How is the Archive indexed?
The archive is indexed using a controlled vocabulary, the USC Shoah Foundation Institute’s Thesaurus, of over 50,000 index terms. These index terms include geographical locations and time periods (e.g. “Mukacevo, Czechoslovakia,” “Germany 1941”), as well as location names (e.g. “Auschwitz [Poland: Concentration Camp]”) and experiences (e.g. “identity concealment,” “psychological distress prevention”). The names of the 1.2 million individuals mentioned in each testimony are also indexed and searchable.

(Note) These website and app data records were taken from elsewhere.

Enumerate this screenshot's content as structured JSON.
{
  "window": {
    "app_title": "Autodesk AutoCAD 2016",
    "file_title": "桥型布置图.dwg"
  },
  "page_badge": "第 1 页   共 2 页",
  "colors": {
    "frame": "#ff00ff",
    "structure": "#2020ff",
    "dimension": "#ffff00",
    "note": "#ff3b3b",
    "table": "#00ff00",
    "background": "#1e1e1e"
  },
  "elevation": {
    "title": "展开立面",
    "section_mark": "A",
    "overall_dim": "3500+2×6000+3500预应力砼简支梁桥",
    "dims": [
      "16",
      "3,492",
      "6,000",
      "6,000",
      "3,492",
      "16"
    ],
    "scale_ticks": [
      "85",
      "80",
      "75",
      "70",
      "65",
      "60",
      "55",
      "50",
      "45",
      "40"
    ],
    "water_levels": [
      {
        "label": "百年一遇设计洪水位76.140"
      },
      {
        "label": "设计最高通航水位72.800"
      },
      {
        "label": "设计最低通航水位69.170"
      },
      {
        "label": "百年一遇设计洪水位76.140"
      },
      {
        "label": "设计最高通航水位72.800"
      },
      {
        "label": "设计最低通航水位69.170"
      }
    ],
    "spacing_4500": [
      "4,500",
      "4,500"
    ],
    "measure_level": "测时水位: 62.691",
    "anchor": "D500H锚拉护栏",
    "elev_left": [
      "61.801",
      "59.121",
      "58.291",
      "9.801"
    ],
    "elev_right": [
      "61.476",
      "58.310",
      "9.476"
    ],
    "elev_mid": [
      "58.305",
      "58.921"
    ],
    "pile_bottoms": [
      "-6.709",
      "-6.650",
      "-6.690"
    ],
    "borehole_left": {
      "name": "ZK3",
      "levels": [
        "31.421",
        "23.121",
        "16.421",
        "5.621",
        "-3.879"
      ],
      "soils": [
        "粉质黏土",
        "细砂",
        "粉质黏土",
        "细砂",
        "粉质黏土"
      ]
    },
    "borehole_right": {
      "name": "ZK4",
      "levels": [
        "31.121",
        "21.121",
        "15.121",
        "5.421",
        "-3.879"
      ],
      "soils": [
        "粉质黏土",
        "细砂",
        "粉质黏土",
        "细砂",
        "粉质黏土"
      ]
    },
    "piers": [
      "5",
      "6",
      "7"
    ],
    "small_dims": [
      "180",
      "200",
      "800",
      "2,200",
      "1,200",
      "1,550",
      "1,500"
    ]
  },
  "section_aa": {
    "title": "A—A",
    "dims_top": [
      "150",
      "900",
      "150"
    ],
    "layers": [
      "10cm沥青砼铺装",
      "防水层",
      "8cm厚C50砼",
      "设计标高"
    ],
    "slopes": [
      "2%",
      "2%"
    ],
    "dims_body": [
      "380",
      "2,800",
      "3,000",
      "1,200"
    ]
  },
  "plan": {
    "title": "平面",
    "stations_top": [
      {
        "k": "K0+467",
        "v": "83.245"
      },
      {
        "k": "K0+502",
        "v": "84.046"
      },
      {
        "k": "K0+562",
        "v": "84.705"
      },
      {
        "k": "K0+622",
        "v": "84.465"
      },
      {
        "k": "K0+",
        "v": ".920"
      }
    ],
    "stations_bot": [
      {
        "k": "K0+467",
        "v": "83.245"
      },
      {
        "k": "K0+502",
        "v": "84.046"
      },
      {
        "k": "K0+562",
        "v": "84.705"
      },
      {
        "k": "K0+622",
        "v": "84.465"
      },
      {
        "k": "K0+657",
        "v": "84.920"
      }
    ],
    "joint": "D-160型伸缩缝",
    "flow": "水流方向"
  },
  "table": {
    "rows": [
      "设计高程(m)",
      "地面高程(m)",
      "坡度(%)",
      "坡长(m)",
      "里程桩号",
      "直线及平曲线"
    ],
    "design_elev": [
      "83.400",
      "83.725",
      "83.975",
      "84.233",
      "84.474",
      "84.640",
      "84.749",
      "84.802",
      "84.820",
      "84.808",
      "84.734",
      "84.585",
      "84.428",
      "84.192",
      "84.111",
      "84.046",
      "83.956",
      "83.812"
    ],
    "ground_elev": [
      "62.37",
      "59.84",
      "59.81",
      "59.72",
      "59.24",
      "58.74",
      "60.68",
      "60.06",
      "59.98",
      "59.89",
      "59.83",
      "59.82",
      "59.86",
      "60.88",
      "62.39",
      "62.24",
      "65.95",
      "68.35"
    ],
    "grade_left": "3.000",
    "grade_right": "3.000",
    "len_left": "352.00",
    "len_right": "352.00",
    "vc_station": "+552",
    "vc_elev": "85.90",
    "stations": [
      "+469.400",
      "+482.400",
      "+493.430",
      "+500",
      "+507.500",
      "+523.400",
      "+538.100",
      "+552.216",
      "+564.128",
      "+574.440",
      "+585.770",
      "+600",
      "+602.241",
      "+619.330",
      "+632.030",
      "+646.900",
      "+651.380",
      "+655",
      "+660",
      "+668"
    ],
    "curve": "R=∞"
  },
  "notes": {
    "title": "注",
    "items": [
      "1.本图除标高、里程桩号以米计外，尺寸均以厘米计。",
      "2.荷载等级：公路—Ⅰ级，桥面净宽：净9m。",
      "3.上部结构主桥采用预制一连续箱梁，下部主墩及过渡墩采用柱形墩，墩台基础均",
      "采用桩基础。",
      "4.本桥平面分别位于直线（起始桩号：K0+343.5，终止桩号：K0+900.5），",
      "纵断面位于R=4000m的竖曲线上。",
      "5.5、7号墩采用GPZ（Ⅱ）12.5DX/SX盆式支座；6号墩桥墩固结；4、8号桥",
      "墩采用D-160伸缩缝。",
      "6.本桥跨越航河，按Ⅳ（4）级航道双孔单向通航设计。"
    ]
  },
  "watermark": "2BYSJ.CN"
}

For each testimony, a brief biographical profile has been created drawing primarily from a Pre-Interview Questionnaire. This questionnaire recorded information about the interviewee’s birthplace, family members, religious affiliation, ghetto and concentration camp experiences, and resistance activities among other things. This data is searchable in the Biographical Search in the VHA and is displayed in the Biographical Profiles in the VHA’s search results. For further information about this biographical profile indexing methodology, please see the USC Shoah Foundation Institute’s Cataloguing Guidelines.

Each video testimony has been indexed by assigning indexing terms to the relevant one-minute segments of each testimony. This permits users to perform detailed searches—on names, places, time periods, and a huge array of subjects and experiences—both on a testimony level and on a segment level. For further information about this indexing methodology, please see the USC Shoah Foundation Institute’s Indexing Guidelines.

What are the System Requirements?

Windows 7/8 +
Internet Explorer 9 +
Firefox 25 +
Google Chrome 12 +

Mac OS X 10.6 +
Safari 5.1.1 +
Firefox 25 +
Google Chrome 12 +

Visitors to Drexel

Members of the public may request appointments to use the Visual History Archive in the W.W. Hagerty Library during regular visitor hours. These are generally Monday-Friday 7:30AM-5PM, except during exam periods and holidays. For details:

In order to best accommodate appointments, request should be made at least one week in advance (study rooms book up quickly). We will coordinate a study room reservation and loan a laptop. Requests can be made by email to

As many Archive testimonies must be downloaded in advance, when making the appointment request please specify the Interview Code of any testimonies you will wish to view. See the Visitors to Drexel and Off-Campus Users section of the Search the Archive page for instructions on locating the code.